## Action item
Your answer should consist of each line from the data below that contains "flag".

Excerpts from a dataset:
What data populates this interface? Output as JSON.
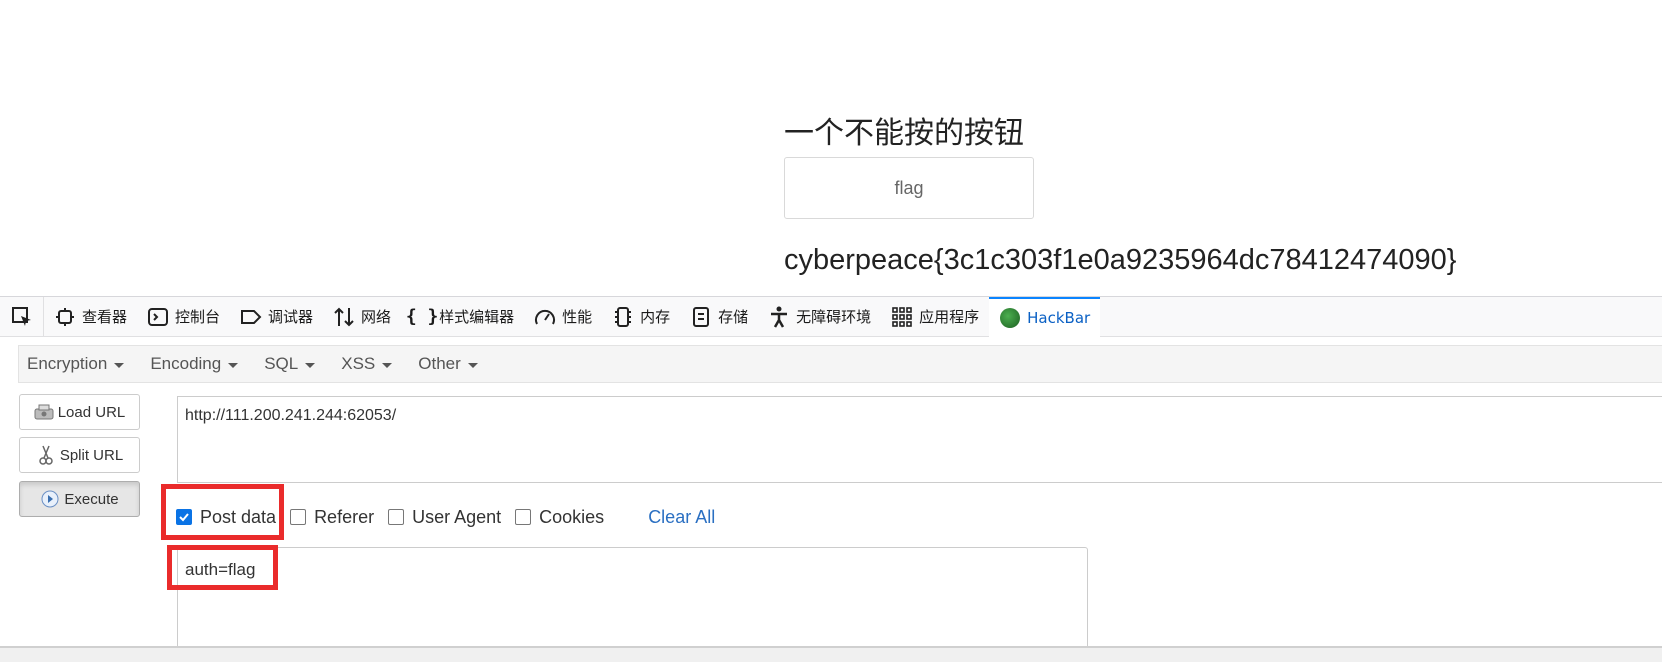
{
  "page": {
    "heading": "一个不能按的按钮",
    "button_label": "flag",
    "result_text": "cyberpeace{3c1c303f1e0a9235964dc78412474090}"
  },
  "devtools": {
    "tabs": [
      {
        "label": "查看器",
        "icon": "inspector-icon"
      },
      {
        "label": "控制台",
        "icon": "console-icon"
      },
      {
        "label": "调试器",
        "icon": "debugger-icon"
      },
      {
        "label": "网络",
        "icon": "network-icon"
      },
      {
        "label": "样式编辑器",
        "icon": "style-editor-icon"
      },
      {
        "label": "性能",
        "icon": "performance-icon"
      },
      {
        "label": "内存",
        "icon": "memory-icon"
      },
      {
        "label": "存储",
        "icon": "storage-icon"
      },
      {
        "label": "无障碍环境",
        "icon": "accessibility-icon"
      },
      {
        "label": "应用程序",
        "icon": "application-icon"
      },
      {
        "label": "HackBar",
        "icon": "hackbar-logo-icon",
        "active": true
      }
    ],
    "active_color": "#0a60c4"
  },
  "hackbar": {
    "menu": [
      "Encryption",
      "Encoding",
      "SQL",
      "XSS",
      "Other"
    ],
    "buttons": {
      "load_url": "Load URL",
      "split_url": "Split URL",
      "execute": "Execute"
    },
    "url_value": "http://111.200.241.244:62053/",
    "options": {
      "post_data": {
        "label": "Post data",
        "checked": true
      },
      "referer": {
        "label": "Referer",
        "checked": false
      },
      "user_agent": {
        "label": "User Agent",
        "checked": false
      },
      "cookies": {
        "label": "Cookies",
        "checked": false
      }
    },
    "clear_all": "Clear All",
    "post_value": "auth=flag",
    "highlight_color": "#ea2b2b"
  }
}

## Answer below
    "button_label": "flag",
    "post_value": "auth=flag",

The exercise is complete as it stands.